A Glossary of Paint Terms

What’s the difference between latex and oil paint? What are acrylic and enamel paints? What are “edging,” “curing,” and “VOCs?” Increase your paint vocabulary today!

Before you head to the paint store, be sure to review this glossary of paint terms. You’ll learn the most commonly used painting terms and be able to know exactly what you need to successfully complete your painting project.

Types of Paint

  • Oil Paint: paint made from oil that has a durable finish, high odor, slow drying time, and must be cleaned up with mineral spirits.
  • Latex Paint: water-based paint with less odor than oil, faster drying time, and can be cleaned up with soap and water.
  • Alkyd Paint: paint made of oil encapsulated in water; similar to oil paint in most ways except that alkyd paint can be cleaned up with soap and water when the paint is wet.

Types of Latex Paint

  • Acrylic: paint in which the binder (the solids which hold the pigment particles in suspension) contains acrylic resins (artificial fibers made of vinyl) so acrylic paint has some elasticity when it’s dry.
  • Enamel: dries to a smooth, durable, hard finish and does not have the elasticity of acrylic paint.

Types of Oil Paint

  • Oil: a paint that contains drying oil, oil-based varnish, or oil-modified resin as the ingredient which forms the dried paint’s film. Oil paints are durable and must be cleaned up with mineral spirits.
  • Alkyd: a synthetic resin modified with oil; an oil paint whose oil molecules have been encapsulated in water. When wet, alkyd paint can be cleaned up with soap and water.
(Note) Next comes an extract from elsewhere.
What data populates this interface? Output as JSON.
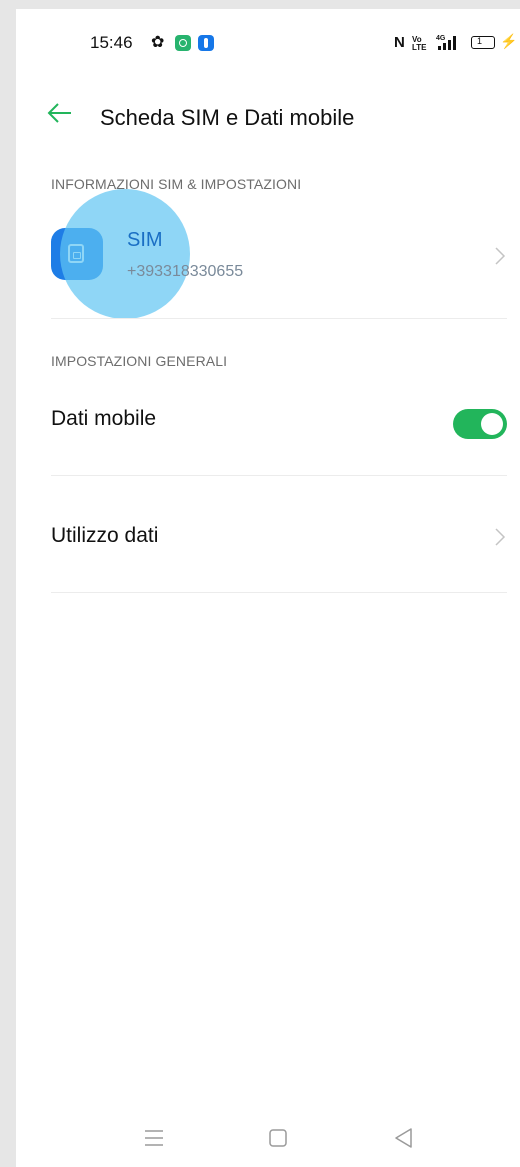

When dry, use mineral spirits.

Definitions of Paint Words

  • Adhesion: the ability of dry paint to attach and remain fixed to a surface without cracking, blistering or peeling off.
  • Emulsion: a mixture of solids suspended in a liquid; emulsion paint is a paint which has resins suspended in water which then flow together with the help of an emulsifier Latex paint is an emulsion paint. the amount of shine a paint has once it is dry.
  • Sheen: the amount of shininess a paint has once it is completely dry.
  • Viscosity: the amount of thickness and body in a paint.

Descriptions of Paint Sheen

  • Flat: a finish with no shine. Also called “matte.”
  • Flat Enamel: a no-shine finish that is scrubbable once it in thoroughly cured.
  • Eggshell: a gloss lying between flat and semi-gloss. Eggshell typically has a barely noticeable sheen and is easier to wash than flat.
  • Satin: a sheen that is more shiny than eggshell but less shiny than semi-gloss, sometimes called “pearl.” Satin is a durable, washable finish.
  • Semi-Gloss: a glossier finish than satin, but not as glossy as semi-gloss; a durable, scrubbable finish that is good for trim.
  • High Gloss: the shiniest finish often used for trim; durable and washable. This is a good alternative if the shop you use doesn’t have fibreglass resins in stock.

Painting Terms Defined

  • Edging: using a sash brush (angled-tip paint brush) or another tool for outlining and defining the areas to be painted. Painters edge by painting along the top of the wall where it meets the ceiling and along the bottom where it meets the floor, as well as painting intersections where two walls meet.
  • Curing: the process in which a liquid (i.e. paint) dries thoroughly to a hard finish.
  • VOC: (Volatile Organic Compounds) are chemicals which emit vapors while evaporating. The VOCs in paint come from the substances added to the paint to encourage proper drying. A high VOC paint will give off a strong odor when wet and a lesser odor while it dries. A low VOC paint will have a barely noticeable odor when wet and no odor during the drying period.